Floating Lanterns Festival timeline
The Chinese general Zhuge Liang, known as Kongming among his friends, lights a sky lantern with an attached note to signal for reinforcements.
Emperor Ming, an advocate of Buddhism, orders lanterns to be lit all over his kingdom on the 15th day of the Chinese calendar.
In ancient Thai Lanna culture. Yi Peng Festival is celebrated by lighting sky lanterns based on a legend of a candle-carrying bird flying around Buddha.
Her Holiness Shinso Ito, a Buddhist leader, starts the tradition of lighting lanterns and floating them on Ke’ehi Lagoon on Memorial Day.
Floating Lanterns Festival FAQs
What do you call a lantern that floats?
Sky lanterns can be called sky candles or fire balloons in different languages, depending on the culture. In Thai, they are known as “khom loi.” Floating lanterns or water lanterns are meant to be set down on water, where they will float along with the current.
Where is the biggest Lantern Festival?
Diwali in India is the biggest Lantern Festival. In the early fall, Hindus worldwide celebrate Diwali, the festival of lights. It is called many names in many languages, but it always takes place on the 15th day of Kartika, the holiest month in the Hindu lunar calendar.
Do lanterns come back down?
After the lantern’s fuel runs out, there will be no flame or fuel material left to burn. It will self-extinguish in the air and float back to Earth. Lanterns will either biodegrade or remain as waste depending on the material used.
Floating Lanterns Festival Activities
Make a wish
Make a wish before releasing your lantern. You can write it down on paper and put it inside your lantern. It is said that your wishes will come true if you release your lantern during this festival! However, make sure that you are allowed to release floating lanterns or sky lanterns in your area before doing so.
Enjoy the festival
You can enjoy this festival with your family and friends at any time of the year, depending on where you want to celebrate it. You can also enjoy this festival yourself if you have no one around who wants to come with you.
Share on social media
You can celebrate this day with others by sharing this day with your friends and family on social media. You can also post pictures of floating lantern events that you attended to inspire others to attend, since these events usually look mesmerizing!
5 Other Countries That Celebrate Floating Lantern Festival
On Vesak Day, thousands go on a pilgrimage to the biggest Buddhist temple in Java to celebrate Buddha’s birthday and witness thousands of lanterns fly up into the sky.
The Thadingyut Festival of Lights is held to celebrate the end of the Buddhist calendar’s Lenten season, symbolizing Buddha’s return.
One of the most popular floating lantern celebrations in Japan is the Kyoto River Lantern Festival, held every year to remember the people who died in World War 2.
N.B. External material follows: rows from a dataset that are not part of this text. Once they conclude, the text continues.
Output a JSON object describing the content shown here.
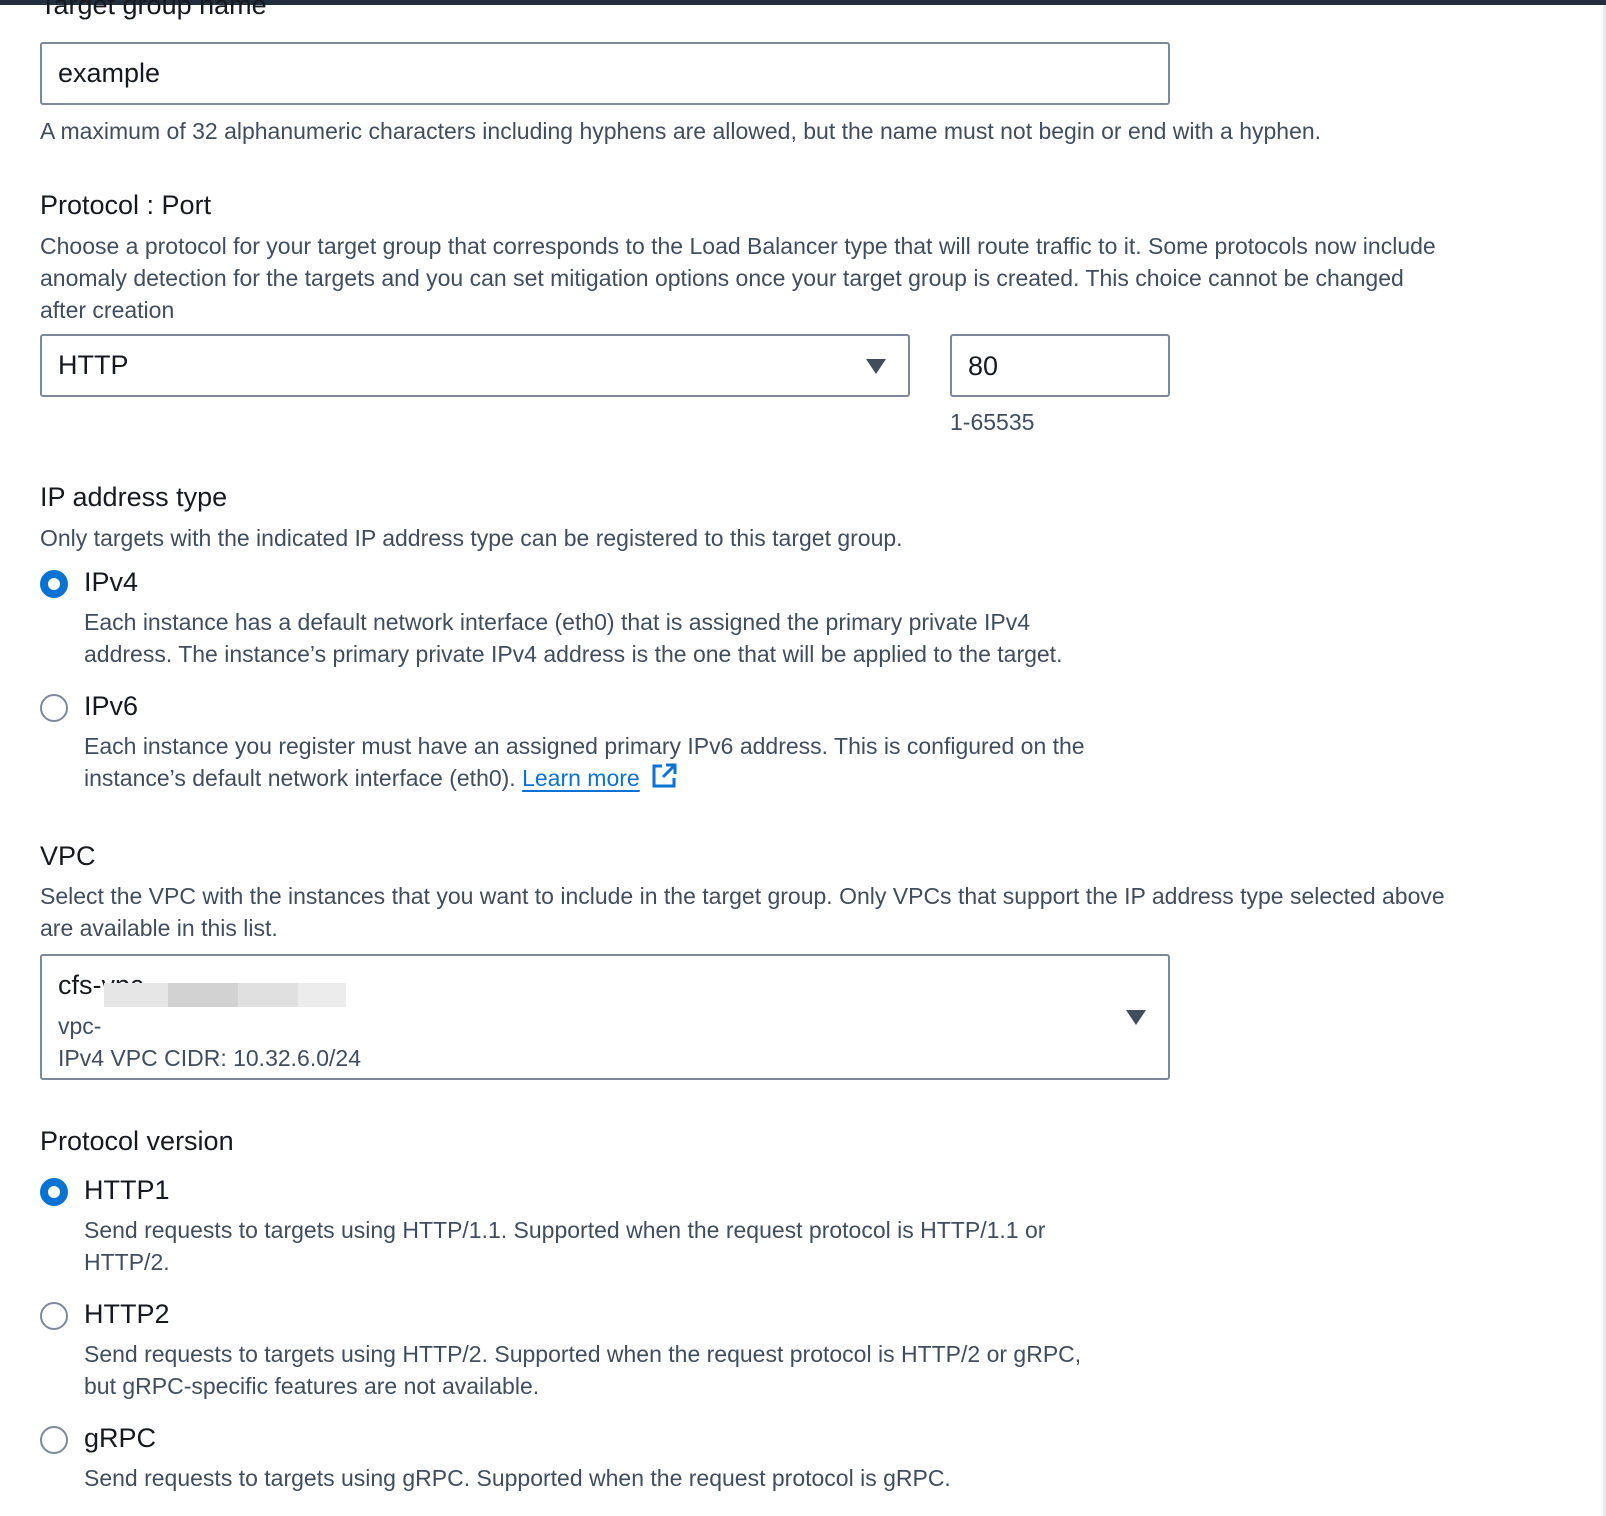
{
  "target_group_name": {
    "label": "Target group name",
    "value": "example",
    "hint": "A maximum of 32 alphanumeric characters including hyphens are allowed, but the name must not begin or end with a hyphen."
  },
  "protocol_port": {
    "label": "Protocol : Port",
    "description_line1": "Choose a protocol for your target group that corresponds to the Load Balancer type that will route traffic to it. Some protocols now include",
    "description_line2": "anomaly detection for the targets and you can set mitigation options once your target group is created. This choice cannot be changed",
    "description_line3": "after creation",
    "protocol_value": "HTTP",
    "port_value": "80",
    "port_hint": "1-65535"
  },
  "ip_address_type": {
    "label": "IP address type",
    "description": "Only targets with the indicated IP address type can be registered to this target group.",
    "options": [
      {
        "label": "IPv4",
        "checked": true,
        "desc_line1": "Each instance has a default network interface (eth0) that is assigned the primary private IPv4",
        "desc_line2": "address. The instance’s primary private IPv4 address is the one that will be applied to the target."
      },
      {
        "label": "IPv6",
        "checked": false,
        "desc_line1": "Each instance you register must have an assigned primary IPv6 address. This is configured on the",
        "desc_line2": "instance’s default network interface (eth0).",
        "link": "Learn more"
      }
    ]
  },
  "vpc": {
    "label": "VPC",
    "description_line1": "Select the VPC with the instances that you want to include in the target group. Only VPCs that support the IP address type selected above",
    "description_line2": "are available in this list.",
    "selected_name": "cfs-vpc",
    "selected_id_prefix": "vpc-",
    "selected_cidr": "IPv4 VPC CIDR: 10.32.6.0/24"
  },
  "protocol_version": {
    "label": "Protocol version",
    "options": [
      {
        "label": "HTTP1",
        "checked": true,
        "desc_line1": "Send requests to targets using HTTP/1.1. Supported when the request protocol is HTTP/1.1 or",
        "desc_line2": "HTTP/2."
      },
      {
        "label": "HTTP2",
        "checked": false,
        "desc_line1": "Send requests to targets using HTTP/2. Supported when the request protocol is HTTP/2 or gRPC,",
        "desc_line2": "but gRPC-specific features are not available."
      },
      {
        "label": "gRPC",
        "checked": false,
        "desc_line1": "Send requests to targets using gRPC. Supported when the request protocol is gRPC."
      }
    ]
  },
  "colors": {
    "accent": "#0972d3",
    "text": "#16191f",
    "secondary_text": "#414d5c",
    "border": "#7d8998"
  },
  "icons": {
    "dropdown": "caret-down-icon",
    "external_link": "external-link-icon"
  }
}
The Diwali festival is celebrated on the 13th day of the Hindu month Kartika, which is between October and November in the Gregorian calendar, to celebrate the victory of good over evil.
The Floating Lanterns Festival is a magical tradition held on the night of the first full moon after Easter, and it takes place on the banks of the Vistula River in Warsaw.
Why We Love Floating Lanterns Festival
It gets rid of bad things
Lantern festivals help people get rid of bad influences in their lives; instead, lanterns attract good luck and fortune to their families in the coming year. They also look very pretty!
It remembers those who died
It is a way to remember those who have passed on. By sending out lanterns shaped like animals or other objects through the sky with messages written on them, people can remember their loved ones fondly and show their appreciation.
It symbolizes reconciliation
The Chinese also believe that lanterns symbolize peace and forgiveness, based on the legend of the Jade Emperor. In fact, in many lantern festivals held for the souls of the departed, the lanterns are meant to lead their souls to the afterlife so that they can find peace.
Floating Lanterns Festival dates